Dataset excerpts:
☆ ☆ ☆ ☆ ☆ ☆ ☆
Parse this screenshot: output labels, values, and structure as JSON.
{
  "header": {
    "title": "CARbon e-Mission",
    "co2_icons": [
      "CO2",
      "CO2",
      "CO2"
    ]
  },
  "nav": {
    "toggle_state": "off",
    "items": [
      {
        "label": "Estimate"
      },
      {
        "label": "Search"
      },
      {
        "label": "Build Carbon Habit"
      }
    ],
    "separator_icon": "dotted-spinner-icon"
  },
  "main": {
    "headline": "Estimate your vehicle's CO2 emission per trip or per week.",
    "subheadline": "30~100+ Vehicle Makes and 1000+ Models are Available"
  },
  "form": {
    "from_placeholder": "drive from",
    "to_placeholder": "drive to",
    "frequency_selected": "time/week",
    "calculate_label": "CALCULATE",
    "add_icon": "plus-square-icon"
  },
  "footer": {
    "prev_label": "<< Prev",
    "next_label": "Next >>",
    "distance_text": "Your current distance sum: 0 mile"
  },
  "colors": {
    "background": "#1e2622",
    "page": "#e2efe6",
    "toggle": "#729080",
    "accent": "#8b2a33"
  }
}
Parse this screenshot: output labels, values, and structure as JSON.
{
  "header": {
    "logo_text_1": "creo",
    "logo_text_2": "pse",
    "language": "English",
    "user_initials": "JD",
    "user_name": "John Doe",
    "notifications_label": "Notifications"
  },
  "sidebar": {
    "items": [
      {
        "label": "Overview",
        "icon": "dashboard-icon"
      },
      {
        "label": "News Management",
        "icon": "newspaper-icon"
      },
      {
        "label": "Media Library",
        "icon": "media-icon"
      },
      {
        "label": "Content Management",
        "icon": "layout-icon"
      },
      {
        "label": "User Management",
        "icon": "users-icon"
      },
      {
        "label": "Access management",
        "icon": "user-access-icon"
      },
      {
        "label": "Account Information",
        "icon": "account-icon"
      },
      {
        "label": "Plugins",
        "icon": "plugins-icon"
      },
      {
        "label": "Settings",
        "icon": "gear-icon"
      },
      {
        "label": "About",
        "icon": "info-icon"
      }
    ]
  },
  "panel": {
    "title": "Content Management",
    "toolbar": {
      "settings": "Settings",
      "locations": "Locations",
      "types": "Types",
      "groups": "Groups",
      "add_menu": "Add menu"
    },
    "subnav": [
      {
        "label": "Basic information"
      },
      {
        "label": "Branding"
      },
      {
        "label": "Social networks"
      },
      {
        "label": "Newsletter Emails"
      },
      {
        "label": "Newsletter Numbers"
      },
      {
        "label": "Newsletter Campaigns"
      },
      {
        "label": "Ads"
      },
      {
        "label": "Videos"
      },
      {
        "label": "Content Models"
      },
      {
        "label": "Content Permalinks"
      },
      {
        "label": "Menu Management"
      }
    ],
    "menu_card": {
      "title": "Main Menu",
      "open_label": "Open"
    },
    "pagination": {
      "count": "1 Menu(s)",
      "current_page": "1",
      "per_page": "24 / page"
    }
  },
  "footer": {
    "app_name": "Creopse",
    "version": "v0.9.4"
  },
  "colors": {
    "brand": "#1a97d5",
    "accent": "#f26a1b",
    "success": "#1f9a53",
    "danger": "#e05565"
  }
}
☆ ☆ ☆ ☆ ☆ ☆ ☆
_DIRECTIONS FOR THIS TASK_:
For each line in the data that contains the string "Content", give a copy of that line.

_EXERCISE ANSWER_:
        "label": "Content Management",
    "title": "Content Management",
        "label": "Content Models"
        "label": "Content Permalinks"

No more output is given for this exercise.